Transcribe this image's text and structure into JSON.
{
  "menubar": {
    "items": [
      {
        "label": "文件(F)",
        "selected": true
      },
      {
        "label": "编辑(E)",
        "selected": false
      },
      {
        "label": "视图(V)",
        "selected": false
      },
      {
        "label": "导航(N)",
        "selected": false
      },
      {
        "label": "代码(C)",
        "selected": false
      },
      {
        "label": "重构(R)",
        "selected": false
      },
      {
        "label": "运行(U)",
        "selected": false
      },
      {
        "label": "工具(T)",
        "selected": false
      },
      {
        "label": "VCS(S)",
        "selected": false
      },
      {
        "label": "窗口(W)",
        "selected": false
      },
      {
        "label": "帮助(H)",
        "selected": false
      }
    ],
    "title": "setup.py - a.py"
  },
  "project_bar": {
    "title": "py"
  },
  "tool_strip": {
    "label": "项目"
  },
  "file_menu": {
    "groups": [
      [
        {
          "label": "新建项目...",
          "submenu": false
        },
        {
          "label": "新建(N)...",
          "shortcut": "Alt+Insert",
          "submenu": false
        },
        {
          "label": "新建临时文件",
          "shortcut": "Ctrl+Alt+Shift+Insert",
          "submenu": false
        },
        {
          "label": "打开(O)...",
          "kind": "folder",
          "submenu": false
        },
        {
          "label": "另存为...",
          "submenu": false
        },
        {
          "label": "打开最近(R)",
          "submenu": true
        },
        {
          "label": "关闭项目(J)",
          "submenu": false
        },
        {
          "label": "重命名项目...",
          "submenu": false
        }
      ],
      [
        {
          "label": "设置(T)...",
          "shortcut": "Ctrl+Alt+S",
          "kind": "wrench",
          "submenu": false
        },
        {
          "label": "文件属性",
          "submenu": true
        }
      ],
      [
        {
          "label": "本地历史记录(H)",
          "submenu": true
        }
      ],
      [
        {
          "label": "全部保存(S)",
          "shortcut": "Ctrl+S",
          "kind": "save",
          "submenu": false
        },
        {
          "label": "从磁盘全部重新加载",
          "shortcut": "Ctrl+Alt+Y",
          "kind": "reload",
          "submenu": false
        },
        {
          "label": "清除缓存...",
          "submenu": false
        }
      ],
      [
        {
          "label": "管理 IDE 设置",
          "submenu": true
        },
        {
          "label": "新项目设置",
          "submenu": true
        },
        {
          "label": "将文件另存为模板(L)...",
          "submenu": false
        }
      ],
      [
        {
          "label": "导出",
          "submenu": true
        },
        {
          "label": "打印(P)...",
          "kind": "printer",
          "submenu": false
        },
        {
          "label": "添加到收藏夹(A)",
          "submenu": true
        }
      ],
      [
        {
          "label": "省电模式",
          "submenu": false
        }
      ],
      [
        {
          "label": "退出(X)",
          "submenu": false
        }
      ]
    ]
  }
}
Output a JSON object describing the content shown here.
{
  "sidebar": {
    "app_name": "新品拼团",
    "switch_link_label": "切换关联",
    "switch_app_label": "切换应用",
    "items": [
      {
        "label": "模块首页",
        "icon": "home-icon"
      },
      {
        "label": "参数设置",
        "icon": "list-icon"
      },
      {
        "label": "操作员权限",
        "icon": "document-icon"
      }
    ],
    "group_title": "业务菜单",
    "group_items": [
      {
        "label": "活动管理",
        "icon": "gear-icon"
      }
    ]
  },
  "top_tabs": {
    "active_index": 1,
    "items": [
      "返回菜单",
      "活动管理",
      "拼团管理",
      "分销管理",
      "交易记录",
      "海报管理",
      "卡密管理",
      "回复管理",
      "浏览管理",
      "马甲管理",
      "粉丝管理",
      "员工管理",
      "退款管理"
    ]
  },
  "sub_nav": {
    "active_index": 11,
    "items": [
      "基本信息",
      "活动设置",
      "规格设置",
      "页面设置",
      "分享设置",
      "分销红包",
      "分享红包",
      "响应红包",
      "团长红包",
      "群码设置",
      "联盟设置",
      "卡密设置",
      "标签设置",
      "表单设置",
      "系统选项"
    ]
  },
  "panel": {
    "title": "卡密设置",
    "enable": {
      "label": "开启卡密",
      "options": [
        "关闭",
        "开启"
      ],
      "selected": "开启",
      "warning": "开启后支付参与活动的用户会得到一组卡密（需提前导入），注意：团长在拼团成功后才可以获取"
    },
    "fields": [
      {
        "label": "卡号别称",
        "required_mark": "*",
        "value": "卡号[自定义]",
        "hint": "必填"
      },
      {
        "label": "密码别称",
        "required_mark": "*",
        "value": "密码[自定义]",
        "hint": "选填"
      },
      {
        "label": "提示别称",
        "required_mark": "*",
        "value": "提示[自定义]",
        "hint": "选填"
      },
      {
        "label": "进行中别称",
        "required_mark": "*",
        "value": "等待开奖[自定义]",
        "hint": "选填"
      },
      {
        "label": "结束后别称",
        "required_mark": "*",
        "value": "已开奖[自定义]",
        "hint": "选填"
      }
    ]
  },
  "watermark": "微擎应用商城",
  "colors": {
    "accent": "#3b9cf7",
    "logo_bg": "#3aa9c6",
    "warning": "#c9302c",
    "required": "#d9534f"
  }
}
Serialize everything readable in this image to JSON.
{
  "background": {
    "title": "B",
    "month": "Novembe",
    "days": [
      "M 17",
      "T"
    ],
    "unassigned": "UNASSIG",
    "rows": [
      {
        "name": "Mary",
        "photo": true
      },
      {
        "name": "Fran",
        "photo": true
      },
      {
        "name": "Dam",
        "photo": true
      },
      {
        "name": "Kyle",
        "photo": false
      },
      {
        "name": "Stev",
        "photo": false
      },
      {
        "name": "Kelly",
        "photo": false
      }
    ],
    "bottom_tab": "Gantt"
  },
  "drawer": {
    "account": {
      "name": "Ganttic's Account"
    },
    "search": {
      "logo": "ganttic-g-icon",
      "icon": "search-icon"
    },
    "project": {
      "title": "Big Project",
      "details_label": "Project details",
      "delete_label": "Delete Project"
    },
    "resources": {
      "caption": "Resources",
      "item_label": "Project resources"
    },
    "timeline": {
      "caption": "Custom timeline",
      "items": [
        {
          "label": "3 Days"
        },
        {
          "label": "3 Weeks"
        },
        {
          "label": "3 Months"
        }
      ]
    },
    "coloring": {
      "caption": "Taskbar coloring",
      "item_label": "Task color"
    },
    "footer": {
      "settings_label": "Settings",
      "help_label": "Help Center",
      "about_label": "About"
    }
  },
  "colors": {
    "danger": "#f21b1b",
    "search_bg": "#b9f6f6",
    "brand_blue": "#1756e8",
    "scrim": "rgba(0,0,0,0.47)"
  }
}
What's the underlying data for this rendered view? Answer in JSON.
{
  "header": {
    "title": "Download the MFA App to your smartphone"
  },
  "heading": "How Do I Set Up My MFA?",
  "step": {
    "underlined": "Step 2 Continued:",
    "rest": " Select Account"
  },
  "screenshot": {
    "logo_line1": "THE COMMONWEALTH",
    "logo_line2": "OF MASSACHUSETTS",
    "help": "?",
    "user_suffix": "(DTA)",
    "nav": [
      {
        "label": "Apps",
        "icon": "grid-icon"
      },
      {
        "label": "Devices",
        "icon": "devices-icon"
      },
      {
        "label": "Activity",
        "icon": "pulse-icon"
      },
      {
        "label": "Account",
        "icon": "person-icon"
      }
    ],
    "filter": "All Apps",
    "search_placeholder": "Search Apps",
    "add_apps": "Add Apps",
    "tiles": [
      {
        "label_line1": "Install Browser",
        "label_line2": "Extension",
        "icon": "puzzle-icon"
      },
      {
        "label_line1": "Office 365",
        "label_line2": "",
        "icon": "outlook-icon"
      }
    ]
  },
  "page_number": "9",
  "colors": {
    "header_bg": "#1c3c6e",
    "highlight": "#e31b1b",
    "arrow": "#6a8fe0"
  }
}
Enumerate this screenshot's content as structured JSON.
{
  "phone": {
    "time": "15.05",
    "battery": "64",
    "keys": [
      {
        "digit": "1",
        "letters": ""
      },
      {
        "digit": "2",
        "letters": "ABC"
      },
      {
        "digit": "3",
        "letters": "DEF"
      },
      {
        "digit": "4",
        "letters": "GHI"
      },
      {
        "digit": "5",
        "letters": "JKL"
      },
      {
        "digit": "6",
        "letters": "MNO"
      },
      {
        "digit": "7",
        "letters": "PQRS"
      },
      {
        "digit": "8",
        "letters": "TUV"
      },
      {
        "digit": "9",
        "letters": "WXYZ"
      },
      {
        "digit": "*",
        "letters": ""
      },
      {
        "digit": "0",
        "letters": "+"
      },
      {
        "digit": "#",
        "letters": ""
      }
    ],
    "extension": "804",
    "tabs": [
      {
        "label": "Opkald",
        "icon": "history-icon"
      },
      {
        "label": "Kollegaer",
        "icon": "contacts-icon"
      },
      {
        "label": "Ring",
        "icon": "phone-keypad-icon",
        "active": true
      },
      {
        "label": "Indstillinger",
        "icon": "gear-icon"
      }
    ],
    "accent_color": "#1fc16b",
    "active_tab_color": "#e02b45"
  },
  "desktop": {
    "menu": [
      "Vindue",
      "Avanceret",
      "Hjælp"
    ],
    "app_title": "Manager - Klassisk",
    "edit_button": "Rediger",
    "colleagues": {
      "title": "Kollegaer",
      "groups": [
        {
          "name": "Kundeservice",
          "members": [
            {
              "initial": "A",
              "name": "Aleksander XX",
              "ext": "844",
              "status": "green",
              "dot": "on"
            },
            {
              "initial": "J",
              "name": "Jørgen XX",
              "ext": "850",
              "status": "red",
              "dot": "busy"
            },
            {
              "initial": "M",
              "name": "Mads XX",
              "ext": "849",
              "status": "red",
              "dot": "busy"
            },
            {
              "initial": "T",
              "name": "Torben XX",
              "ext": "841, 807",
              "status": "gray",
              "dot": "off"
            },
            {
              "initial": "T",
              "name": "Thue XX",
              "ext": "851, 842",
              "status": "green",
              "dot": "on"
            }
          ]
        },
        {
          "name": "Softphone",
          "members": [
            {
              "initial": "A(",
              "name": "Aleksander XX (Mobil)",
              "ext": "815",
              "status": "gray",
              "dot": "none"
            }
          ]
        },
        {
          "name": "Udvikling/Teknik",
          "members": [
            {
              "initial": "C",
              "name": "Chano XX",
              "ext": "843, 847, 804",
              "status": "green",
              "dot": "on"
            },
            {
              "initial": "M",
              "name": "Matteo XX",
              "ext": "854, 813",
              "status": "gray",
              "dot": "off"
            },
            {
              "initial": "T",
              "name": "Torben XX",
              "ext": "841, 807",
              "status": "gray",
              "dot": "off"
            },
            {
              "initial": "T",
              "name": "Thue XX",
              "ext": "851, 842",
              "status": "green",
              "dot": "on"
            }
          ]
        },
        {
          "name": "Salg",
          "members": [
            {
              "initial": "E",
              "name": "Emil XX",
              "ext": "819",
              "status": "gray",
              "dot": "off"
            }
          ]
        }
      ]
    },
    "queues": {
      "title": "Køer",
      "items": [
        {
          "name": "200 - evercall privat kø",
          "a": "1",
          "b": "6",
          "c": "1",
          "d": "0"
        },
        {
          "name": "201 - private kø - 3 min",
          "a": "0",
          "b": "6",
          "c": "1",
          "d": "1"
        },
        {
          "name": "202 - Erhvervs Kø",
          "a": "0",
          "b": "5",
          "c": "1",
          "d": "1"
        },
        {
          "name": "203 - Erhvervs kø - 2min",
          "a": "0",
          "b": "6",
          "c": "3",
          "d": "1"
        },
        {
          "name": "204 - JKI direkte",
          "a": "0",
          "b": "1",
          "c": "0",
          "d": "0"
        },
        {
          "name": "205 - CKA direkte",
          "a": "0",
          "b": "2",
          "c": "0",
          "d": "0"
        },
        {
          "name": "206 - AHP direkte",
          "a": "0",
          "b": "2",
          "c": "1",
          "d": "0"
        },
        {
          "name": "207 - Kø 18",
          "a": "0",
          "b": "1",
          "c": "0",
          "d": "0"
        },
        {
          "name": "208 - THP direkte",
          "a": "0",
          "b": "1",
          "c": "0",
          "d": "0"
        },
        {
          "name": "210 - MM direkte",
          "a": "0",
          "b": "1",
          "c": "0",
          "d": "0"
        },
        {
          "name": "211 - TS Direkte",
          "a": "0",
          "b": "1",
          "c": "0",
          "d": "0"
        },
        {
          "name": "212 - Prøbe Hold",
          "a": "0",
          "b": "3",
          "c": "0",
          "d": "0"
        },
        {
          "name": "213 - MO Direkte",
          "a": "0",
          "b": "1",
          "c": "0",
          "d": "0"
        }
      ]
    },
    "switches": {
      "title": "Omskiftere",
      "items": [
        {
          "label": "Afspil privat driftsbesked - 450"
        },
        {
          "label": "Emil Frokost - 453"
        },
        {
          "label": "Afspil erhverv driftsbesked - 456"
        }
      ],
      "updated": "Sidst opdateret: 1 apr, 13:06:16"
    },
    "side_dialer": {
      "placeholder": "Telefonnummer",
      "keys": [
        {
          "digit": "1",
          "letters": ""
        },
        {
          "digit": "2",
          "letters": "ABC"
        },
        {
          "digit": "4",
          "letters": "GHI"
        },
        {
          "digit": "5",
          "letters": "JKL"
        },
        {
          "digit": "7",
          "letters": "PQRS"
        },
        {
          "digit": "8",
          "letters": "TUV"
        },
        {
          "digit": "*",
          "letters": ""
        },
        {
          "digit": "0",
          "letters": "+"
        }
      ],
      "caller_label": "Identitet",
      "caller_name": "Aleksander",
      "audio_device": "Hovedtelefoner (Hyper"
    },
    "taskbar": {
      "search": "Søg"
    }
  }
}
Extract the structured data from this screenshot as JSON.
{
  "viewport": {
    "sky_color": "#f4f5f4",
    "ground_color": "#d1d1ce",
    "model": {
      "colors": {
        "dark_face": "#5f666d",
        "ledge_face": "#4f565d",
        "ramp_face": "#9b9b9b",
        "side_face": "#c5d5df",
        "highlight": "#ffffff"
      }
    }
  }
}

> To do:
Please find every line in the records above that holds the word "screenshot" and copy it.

> Solution for this exercise:
  "screenshot": {
Enumerate this screenshot's content as structured JSON.
Extract the structured data from this screenshot as JSON.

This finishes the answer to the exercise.